Tangible Personal Property
Tangible personal property means anything moveable you can touch, such as clothing, jewelry, artwork, and business equipment.
The person who creates and signs a will.
Instructions for the use of property over a period of time, often measured by lives. There are two primary reasons to create a trust: one concerns process, it is generally easier to manage assets during incapacity and following death if all of a person’s assets are in trust. The second concerns substance, a trust can provide asset protection for the beneficiaries of the trust. A trust has a trustmaker, a Trustee, and beneficiaries. The trust defines the Trustee’s powers and duties and the beneficiaries’ rights, if any. Trusts may be revocable (the trustmaker may amend or revoke the trust instrument) or irrevocable (neither the trustmaker nor the beneficiaries of the trust may revoke the trust).

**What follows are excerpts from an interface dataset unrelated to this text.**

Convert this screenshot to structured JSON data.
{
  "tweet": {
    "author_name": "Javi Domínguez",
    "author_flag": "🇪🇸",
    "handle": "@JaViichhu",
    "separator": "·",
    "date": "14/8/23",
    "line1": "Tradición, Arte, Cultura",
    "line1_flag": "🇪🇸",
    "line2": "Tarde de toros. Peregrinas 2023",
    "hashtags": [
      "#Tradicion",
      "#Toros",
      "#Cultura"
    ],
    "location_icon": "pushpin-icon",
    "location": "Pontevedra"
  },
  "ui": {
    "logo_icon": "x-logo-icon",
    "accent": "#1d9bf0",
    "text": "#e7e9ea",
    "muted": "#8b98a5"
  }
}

A person or corporation appointed by the Trustmaker to take control of trust property and administer it for the benefit of the beneficiaries of the trust.
This is a person or entity who is given power to make adjustments to what is typically an irremovable trust. A Trust Protector can correct scriveners errors, make adjustments to the trust for income and estate tax reasons and change fiduciaries, among other things.
A document executed by a testator which sets out the testator’s instructions for winding up his or her affairs and disposing of assets after death. The will has no effect until the testator dies.
Various relevant IRS terms and forms:
706: Estate (and Generation-Skipping Transfer) Tax Return
This is the form used to calculate the estate tax owed by a decedent. It can also be used to “port” (transfer) a decedent’s unused estate tax exemption to their surviving spouse.
709: Gift (and Generation-Skipping Transfer) Tax Return
This is the form used to report transfer subject to federal gift tax and generation-skipping tax during the transferor’s lifetime.
1041: Income Tax Return for Estates and Trusts
This is the form used to report yearly income for estates and irrevocable trusts.
SS-4: Application for Employer / Taxpayer Identification Number (EIN/TIN)
This is the form used to obtain a 9-digit number assigned to employers, sole proprietors, corporations, partnerships, estates, irrevocable trusts, certain individuals, and other entities for tax filing and reporting purposes.